Sunday, September 8, 2013

Shakespeare Must Die: A Thai Appropriation of Macbeth

Shakespeare Must Die - Official Preview

The 2012 film Shakespeare Must Die tells the story of a fictional theater group that defies authorities by performing Shakespeare's Macbeth. The film has sparked controversy in Thailand due its political allusions. While the film is set in a fictional country, its dictator Dear Leader resembles former Thai leader Thaksin Sinawatra, and its murderer wears red - the same color as pro-Sinawatra demonstrators. Although the Ministry of Culture initially funded the film, the Thai government censored the film due to "content that causes divisiveness among the people of the nation." The film's producers have since responded with the documentary Censor Must Die, which follows the Thai government's censorship of political expression. (Watch the preview here)

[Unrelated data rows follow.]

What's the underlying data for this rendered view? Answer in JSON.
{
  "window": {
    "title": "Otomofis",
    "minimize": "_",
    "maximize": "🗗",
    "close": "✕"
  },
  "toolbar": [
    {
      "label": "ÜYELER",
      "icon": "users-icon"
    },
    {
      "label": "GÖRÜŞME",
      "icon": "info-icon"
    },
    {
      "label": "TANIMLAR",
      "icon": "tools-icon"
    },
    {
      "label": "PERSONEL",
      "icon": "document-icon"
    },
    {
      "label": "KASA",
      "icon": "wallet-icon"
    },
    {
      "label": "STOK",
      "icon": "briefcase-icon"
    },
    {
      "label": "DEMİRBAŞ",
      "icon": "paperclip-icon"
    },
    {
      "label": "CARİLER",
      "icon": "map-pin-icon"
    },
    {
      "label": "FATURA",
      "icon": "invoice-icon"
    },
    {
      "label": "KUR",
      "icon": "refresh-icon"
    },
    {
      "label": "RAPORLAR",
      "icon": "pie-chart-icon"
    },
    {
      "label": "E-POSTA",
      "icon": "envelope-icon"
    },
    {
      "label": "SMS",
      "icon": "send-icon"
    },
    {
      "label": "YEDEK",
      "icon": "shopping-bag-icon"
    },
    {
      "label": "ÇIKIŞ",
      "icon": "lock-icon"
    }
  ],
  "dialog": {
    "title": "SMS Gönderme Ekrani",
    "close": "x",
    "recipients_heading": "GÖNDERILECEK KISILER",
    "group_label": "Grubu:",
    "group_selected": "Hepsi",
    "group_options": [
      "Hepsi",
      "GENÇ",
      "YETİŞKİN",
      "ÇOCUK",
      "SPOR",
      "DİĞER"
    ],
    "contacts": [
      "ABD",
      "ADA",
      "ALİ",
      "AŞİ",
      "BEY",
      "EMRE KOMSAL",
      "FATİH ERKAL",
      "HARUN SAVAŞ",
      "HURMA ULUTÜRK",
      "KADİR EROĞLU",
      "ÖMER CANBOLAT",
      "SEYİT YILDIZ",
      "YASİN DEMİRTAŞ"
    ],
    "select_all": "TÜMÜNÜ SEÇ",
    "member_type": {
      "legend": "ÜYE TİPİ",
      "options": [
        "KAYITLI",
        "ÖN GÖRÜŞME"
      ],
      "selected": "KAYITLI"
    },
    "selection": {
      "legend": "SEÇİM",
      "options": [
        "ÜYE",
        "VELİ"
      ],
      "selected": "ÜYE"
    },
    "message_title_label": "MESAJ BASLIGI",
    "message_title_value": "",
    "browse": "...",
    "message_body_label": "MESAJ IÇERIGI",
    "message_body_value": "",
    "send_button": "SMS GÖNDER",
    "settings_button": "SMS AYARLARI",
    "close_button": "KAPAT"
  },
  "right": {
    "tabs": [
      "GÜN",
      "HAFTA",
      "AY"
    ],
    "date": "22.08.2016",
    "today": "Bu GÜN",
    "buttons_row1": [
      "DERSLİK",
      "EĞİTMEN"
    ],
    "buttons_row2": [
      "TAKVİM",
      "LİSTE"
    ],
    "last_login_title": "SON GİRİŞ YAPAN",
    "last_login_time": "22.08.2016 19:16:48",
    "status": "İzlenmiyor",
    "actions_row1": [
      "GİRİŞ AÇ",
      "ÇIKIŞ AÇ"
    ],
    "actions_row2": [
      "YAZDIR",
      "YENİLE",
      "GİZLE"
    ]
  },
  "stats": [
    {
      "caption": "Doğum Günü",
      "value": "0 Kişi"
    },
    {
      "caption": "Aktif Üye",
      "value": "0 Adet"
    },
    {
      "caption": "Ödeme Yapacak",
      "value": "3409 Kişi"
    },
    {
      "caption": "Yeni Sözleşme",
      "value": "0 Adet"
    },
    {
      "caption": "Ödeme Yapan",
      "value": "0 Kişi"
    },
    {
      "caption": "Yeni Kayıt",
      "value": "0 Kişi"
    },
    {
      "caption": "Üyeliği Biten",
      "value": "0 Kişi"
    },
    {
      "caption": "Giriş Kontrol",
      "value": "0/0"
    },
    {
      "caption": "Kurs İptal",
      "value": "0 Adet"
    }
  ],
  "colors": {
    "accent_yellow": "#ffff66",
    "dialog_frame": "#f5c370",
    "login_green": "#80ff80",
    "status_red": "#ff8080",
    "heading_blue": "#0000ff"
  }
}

Two aspects of Shakespeare Must Die and the surrounding controversy particularly interest me. First of all, director Ing Kanjanavanit's application of Macbeth to a modern Thai political scene demonstrates the universality of Shakespeare. Such universality is further demonstrated by Kanjanavanit's response to the Thai government's argument that her dictator symbolizes Sinawatra, for Kanjanavanit replies that Libyans would see him as Qadaffi, while Cambodians would see him as Hun Sen. On another note, the portrayal of a theater troupe performing Macbeth makes use of the "play within a play" technique frequently employed by Shakespeare. Kanjanavanit even acknowledges her use of this technique in an interview:

"The film's use of the Shakespearean play within a play device is appropriate as well as being affordable. It would've been delicious to have tanks in the streets, helicopter shots of Macbeth on a penthouse terrace over the Bangkok skyline at sunset etc, but that is not within our reach, so I couldn't write that script. Cheap swords on a stage would have to work somehow, and the only way for that to work is to stage such scenes on a theatrical stage."

Interview - Interview of Ing K, Director of Shakespeare Must Die, by Colleen Kennedy (PhD candidate in English, Ohio State University) -


  1. Nice! Do you think this shows that Macbeth is "universal"? Is it more universal in some countries than others? (E.g., in places where the government is perceived as a dictatorship?)

  2. While I have not yet read Macbeth, I think that this shows that some themes from Macbeth are universal, particularly in countries where the government is perceived as a dictatorship. The Thai government's reaction to Shakespeare Must Die demonstrates this phenomenon. In a country like the United States, where the government is generally viewed as a democracy or a representative republic, such a film would most likely be presented without obstacles. In Thailand, however, themes in Macbeth so closely resemble popular sentiments towards the Thai government that the government felt compelled to take action and ban the film. If this adaptation of Macbeth occurred in other countries controlled by dictatorships, such as North Korea, it is likely that the government would have a similar reaction.